THE DATA
· · ·
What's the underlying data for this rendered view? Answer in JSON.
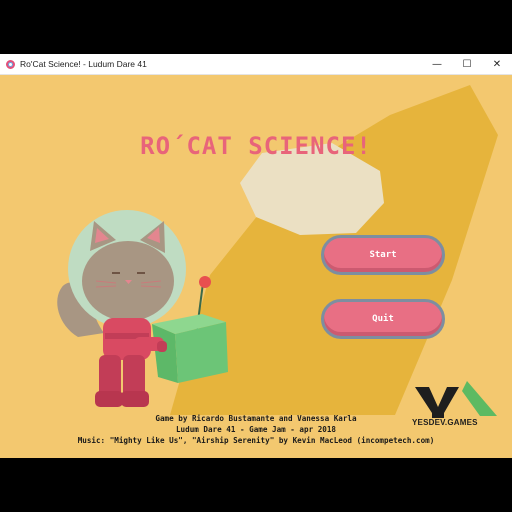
{
  "window": {
    "title": "Ro'Cat Science! - Ludum Dare 41",
    "minimize_glyph": "—",
    "maximize_glyph": "☐",
    "close_glyph": "✕"
  },
  "game": {
    "title": "RO´CAT SCIENCE!",
    "menu": {
      "start_label": "Start",
      "quit_label": "Quit"
    },
    "logo": {
      "text": "YESDEV.GAMES"
    },
    "credits": [
      "Game by Ricardo Bustamante and Vanessa Karla",
      "Ludum Dare 41 - Game Jam - apr 2018",
      "Music: \"Mighty Like Us\", \"Airship Serenity\" by Kevin MacLeod (incompetech.com)"
    ]
  },
  "colors": {
    "background": "#f3c86f",
    "title": "#e8647a",
    "button": "#e86f84",
    "button_border": "#7d8ea0",
    "swoosh": "#e6b43c",
    "moon": "#ebe0c3"
  }
}
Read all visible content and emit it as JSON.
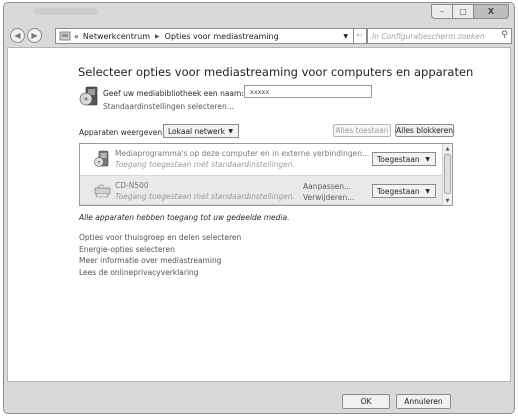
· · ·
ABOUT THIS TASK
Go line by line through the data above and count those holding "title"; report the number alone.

EXPECTED OUTPUT
3